Records excerpted from a collection:
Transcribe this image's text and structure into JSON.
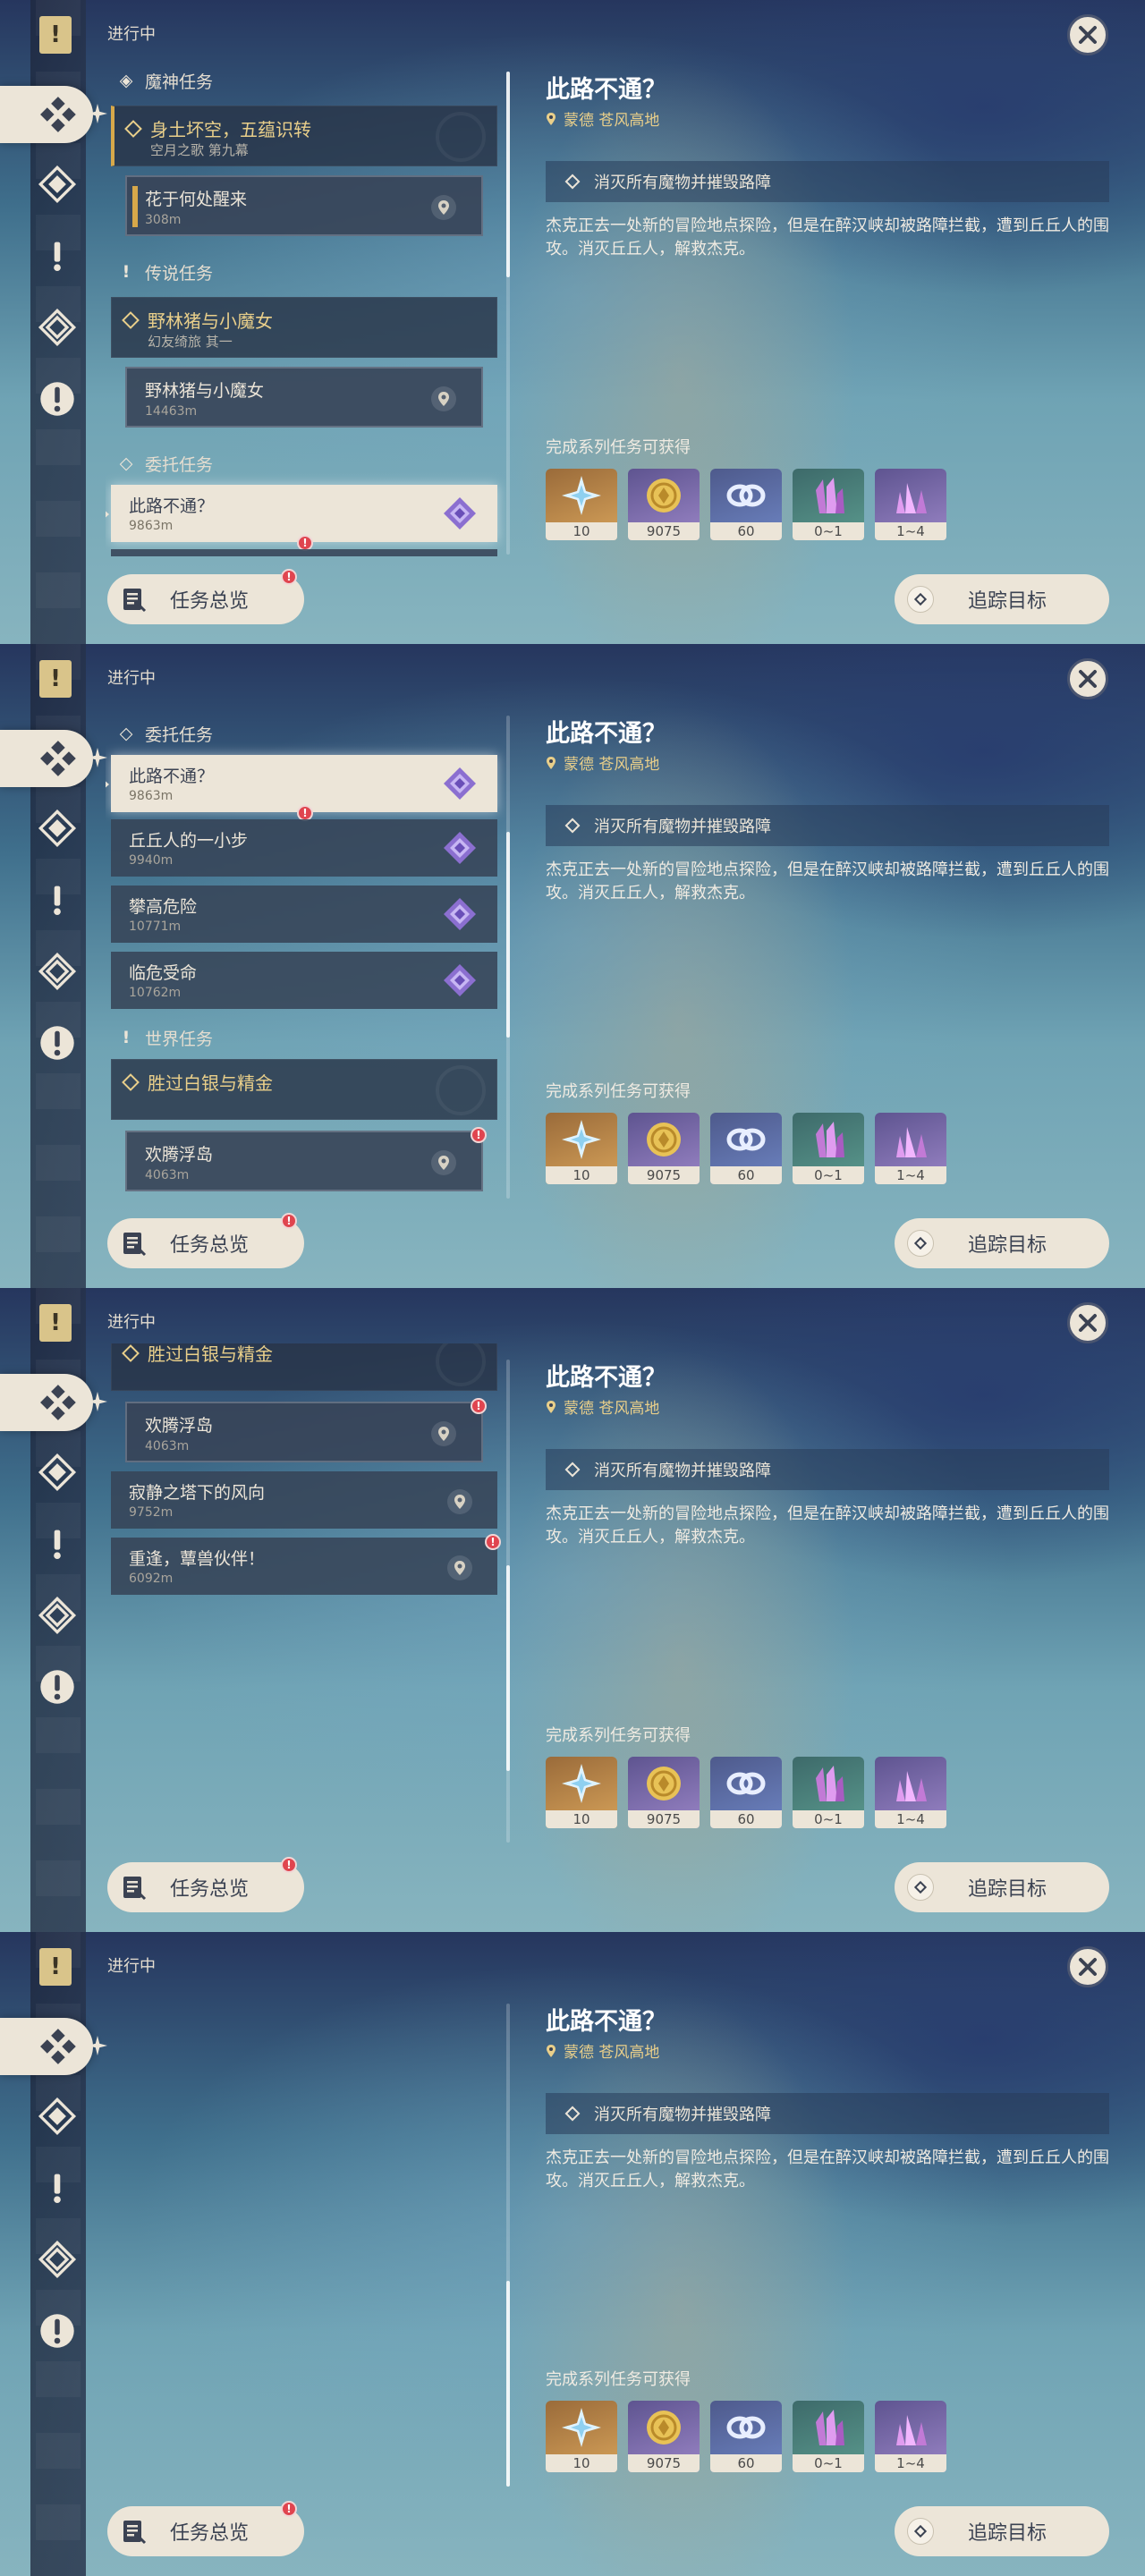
{
  "header": {
    "in_progress": "进行中"
  },
  "detail": {
    "title": "此路不通？",
    "location": "蒙德 苍风高地",
    "objective": "消灭所有魔物并摧毁路障",
    "description": "杰克正去一处新的冒险地点探险，但是在醉汉峡却被路障拦截，遭到丘丘人的围攻。消灭丘丘人，解救杰克。",
    "rewards_label": "完成系列任务可获得",
    "rewards": [
      {
        "icon": "intertwined-fate-icon",
        "count": "10"
      },
      {
        "icon": "mora-coin-icon",
        "count": "9075"
      },
      {
        "icon": "adventure-exp-icon",
        "count": "60"
      },
      {
        "icon": "crystal-chunk-green-icon",
        "count": "0~1"
      },
      {
        "icon": "crystal-chunk-purple-icon",
        "count": "1~4"
      }
    ]
  },
  "buttons": {
    "overview": "任务总览",
    "track": "追踪目标"
  },
  "categories": {
    "archon": "魔神任务",
    "story": "传说任务",
    "commission": "委托任务",
    "world": "世界任务"
  },
  "quests": {
    "archon_parent": {
      "title": "身土坏空，五蕴识转",
      "sub": "空月之歌 第九幕"
    },
    "archon_child": {
      "title": "花于何处醒来",
      "dist": "308m"
    },
    "story_parent": {
      "title": "野林猪与小魔女",
      "sub": "幻友绮旅 其一"
    },
    "story_child": {
      "title": "野林猪与小魔女",
      "dist": "14463m"
    },
    "c1": {
      "title": "此路不通？",
      "dist": "9863m"
    },
    "c2": {
      "title": "丘丘人的一小步",
      "dist": "9940m"
    },
    "c3": {
      "title": "攀高危险",
      "dist": "10771m"
    },
    "c4": {
      "title": "临危受命",
      "dist": "10762m"
    },
    "world_parent": {
      "title": "胜过白银与精金"
    },
    "w1": {
      "title": "欢腾浮岛",
      "dist": "4063m"
    },
    "w2": {
      "title": "寂静之塔下的风向",
      "dist": "9752m"
    },
    "w3": {
      "title": "重逢，蕈兽伙伴！",
      "dist": "6092m"
    }
  },
  "colors": {
    "accent_gold": "#e9cf8a",
    "cream": "#ece5d8",
    "alert_red": "#e0454f",
    "commission_purple": "#9a85c6"
  }
}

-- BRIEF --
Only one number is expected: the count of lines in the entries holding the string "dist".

-- TASK ANSWER --
9